    Ng Kim Chew (黃錦樹), whose titles include Lightless and Dreams, Pigs, and Dawn (published in Japanese by Jimbun Shoin), has attracted attention for his courage to experiment with style and tackle challenging subject-matters. He has won numerous literary prizes and his works From Island to Island, Memorandums of the South Seas People's Republic, Fish and Rain explore national Malaysian-Chinese political disputes.

    Lightless

    Li Zishu (黎紫書) immediately became a sensation when “Maggot Nightmare” was published, and her short story collections Gateway to Heaven, Wild Buddha, The Years of Remembrance portray Malaysian-Chinese families, ethnicity and nationality using magical realism and collective memory. Her new work Through Customs and Places elegantly tells the story of a city and a blind girl, it contemplates the fates of ethnically Chinese people with low social status in Malaysian society and how they flow like a river through the country’s small towns. 

    Elsewhere, Ho Sok Fong’s (賀淑芳) story “Never Mention It Again” touches on the taboo subject of conflict between religion and Malaysian-Chinese shamans, Maze Carpet and Lake Like a Mirror concisely convey in-depth female perspectives on desire, society and religion. Lake Like a Mirror was translated into English and published by Granta Books in the UK and Two Lines Press in the US.

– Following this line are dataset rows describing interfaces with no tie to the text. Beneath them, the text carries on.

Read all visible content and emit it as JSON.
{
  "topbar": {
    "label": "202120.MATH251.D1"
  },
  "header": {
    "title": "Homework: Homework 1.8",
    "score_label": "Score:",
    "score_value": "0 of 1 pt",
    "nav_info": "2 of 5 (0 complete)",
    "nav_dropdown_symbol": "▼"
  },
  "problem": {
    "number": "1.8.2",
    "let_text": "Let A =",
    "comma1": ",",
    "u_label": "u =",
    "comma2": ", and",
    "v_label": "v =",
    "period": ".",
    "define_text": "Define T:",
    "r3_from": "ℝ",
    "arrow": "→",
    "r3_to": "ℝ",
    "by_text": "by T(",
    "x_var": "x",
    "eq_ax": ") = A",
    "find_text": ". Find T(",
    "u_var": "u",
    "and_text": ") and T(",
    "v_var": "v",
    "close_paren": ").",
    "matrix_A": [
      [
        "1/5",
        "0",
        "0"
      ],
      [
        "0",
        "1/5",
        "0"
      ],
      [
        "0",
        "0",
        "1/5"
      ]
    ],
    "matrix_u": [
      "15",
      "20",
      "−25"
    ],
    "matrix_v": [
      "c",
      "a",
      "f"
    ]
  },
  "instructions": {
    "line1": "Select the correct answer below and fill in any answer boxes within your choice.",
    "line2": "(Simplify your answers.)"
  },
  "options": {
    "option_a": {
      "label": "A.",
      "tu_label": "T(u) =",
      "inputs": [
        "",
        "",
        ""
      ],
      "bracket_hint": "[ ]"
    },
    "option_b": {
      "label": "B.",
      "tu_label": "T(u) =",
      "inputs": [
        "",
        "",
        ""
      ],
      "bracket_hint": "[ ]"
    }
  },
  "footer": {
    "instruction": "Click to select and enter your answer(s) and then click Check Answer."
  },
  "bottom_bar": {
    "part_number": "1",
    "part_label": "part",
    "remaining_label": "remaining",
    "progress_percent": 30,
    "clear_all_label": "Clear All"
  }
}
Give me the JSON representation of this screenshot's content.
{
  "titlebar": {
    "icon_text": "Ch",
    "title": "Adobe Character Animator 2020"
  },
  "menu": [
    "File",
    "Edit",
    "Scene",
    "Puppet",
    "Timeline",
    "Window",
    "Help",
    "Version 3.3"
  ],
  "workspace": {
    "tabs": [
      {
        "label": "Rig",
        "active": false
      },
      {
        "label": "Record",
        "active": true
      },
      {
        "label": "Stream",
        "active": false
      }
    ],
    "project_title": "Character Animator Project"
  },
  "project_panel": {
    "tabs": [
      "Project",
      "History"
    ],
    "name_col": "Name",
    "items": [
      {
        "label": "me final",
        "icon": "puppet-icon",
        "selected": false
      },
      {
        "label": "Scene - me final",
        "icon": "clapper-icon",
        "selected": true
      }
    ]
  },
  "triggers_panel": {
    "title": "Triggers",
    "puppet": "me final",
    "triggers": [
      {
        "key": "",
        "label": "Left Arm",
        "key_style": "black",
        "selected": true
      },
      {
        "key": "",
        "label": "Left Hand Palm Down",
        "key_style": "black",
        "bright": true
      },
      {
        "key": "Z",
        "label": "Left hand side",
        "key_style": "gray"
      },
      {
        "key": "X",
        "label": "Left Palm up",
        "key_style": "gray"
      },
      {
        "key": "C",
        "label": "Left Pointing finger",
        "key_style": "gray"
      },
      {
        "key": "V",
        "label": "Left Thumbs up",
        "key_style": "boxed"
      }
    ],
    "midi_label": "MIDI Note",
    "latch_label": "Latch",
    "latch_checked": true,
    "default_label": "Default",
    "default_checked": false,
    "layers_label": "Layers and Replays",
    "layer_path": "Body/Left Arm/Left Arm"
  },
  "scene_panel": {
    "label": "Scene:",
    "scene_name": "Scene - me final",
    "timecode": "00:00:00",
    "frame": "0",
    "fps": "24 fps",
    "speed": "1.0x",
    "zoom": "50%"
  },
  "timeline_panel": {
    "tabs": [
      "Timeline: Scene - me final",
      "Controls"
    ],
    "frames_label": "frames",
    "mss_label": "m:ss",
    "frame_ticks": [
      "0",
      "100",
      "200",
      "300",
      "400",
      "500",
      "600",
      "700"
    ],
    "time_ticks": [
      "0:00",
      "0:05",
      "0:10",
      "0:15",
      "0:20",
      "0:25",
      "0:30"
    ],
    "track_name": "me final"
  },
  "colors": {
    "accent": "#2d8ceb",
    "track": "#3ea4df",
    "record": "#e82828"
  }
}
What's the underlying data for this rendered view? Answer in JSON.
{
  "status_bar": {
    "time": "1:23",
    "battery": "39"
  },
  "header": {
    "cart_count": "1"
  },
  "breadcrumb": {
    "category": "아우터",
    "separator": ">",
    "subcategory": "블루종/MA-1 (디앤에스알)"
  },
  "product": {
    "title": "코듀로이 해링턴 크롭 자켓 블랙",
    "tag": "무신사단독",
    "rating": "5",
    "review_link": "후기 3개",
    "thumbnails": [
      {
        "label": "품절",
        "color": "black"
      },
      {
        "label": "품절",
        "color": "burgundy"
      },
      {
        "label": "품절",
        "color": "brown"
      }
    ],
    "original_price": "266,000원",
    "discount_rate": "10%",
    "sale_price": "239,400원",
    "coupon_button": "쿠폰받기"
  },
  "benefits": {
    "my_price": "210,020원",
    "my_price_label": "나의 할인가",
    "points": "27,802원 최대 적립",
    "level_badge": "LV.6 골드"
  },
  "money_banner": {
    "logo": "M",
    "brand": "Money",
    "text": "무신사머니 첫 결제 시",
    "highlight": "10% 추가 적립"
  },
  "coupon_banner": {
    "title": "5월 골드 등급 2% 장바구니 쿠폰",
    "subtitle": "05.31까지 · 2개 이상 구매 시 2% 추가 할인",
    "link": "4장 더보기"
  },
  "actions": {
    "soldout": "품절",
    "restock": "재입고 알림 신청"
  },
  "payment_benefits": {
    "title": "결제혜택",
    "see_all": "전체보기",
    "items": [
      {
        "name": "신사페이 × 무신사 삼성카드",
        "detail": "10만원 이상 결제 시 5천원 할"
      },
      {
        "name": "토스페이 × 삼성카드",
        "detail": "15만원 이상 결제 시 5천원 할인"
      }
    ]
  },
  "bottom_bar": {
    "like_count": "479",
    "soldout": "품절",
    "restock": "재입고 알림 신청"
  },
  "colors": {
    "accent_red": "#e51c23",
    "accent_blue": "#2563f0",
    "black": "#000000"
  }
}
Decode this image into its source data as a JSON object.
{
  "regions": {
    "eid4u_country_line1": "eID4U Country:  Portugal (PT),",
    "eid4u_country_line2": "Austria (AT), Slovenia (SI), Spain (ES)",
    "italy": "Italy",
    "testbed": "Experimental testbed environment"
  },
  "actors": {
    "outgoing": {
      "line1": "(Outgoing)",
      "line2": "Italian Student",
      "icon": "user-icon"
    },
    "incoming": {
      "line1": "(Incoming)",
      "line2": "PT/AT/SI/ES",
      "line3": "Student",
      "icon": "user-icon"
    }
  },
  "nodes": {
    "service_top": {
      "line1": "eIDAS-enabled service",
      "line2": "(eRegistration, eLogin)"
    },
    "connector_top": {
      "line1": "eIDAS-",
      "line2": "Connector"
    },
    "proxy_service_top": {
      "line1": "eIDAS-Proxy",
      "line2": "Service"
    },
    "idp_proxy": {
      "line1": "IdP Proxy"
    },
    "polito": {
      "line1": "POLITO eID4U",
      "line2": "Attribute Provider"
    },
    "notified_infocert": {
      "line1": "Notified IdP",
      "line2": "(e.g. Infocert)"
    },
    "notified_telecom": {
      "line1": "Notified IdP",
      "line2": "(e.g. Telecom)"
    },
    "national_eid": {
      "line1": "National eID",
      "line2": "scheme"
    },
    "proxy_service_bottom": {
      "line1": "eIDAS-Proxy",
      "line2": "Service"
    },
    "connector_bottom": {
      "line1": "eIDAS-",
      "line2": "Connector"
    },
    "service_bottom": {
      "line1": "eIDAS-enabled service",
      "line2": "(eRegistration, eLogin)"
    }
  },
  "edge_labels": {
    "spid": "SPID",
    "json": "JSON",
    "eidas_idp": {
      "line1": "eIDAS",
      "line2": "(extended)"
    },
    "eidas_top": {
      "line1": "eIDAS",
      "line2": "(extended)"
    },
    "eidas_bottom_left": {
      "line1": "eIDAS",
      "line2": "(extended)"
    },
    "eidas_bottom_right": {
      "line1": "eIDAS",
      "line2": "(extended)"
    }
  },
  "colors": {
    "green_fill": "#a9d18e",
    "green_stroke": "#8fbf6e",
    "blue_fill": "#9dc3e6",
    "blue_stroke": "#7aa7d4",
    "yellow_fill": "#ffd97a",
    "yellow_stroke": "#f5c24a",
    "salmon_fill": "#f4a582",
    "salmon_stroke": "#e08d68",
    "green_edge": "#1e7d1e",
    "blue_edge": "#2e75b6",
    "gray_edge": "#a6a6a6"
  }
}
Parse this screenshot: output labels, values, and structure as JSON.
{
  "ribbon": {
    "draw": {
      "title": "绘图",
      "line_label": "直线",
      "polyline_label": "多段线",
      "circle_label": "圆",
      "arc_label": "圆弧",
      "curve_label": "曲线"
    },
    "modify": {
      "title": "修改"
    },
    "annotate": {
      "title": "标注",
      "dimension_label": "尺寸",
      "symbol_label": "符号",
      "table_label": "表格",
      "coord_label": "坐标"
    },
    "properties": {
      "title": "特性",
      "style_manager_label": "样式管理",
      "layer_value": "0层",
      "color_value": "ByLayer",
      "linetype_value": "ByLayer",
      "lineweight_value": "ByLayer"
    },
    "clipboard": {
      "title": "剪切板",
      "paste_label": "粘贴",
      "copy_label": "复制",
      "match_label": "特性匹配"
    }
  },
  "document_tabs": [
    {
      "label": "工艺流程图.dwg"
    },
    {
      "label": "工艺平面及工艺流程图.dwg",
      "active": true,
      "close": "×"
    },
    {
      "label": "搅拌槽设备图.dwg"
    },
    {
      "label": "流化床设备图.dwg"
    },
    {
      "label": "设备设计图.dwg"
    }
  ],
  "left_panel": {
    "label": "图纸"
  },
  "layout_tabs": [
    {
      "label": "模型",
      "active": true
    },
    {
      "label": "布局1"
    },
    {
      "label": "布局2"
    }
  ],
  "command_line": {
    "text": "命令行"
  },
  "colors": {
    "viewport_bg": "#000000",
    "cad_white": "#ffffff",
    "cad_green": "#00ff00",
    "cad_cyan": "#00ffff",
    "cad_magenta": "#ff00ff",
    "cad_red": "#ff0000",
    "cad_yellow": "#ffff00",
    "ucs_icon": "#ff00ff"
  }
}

    After being subjected to colonial rule by the West from Portugal, the Netherlands and Great Britain, as well as three years and eight months under Japanese rule, Malaysia found that the various segregation policies implemented by the colonising forces had caused conflict between each of the main ethnic groups. Clashes had arisen following independence, while at the same time the Malaysian government was facing military challenges from Malay, Islamic and Indian forces, among others.

    Malaysia sits on the equator, with its hot, humid climate and rubber plantations, oil palm fields and tropical rainforest. Although it has gone from being a colony to a post-colonial state, the Malay, Indian, Malaysian-Chinese and indigenous populations each face their own set of conflicts involving social status, class, wealth, politics, religion and language, all caused by deep historical wounds and memories. Their unique stories are theirs alone, and as the visibility of Malaysian-Chinese literature overseas continues to increase we can look forward to seeing how it develops in the future.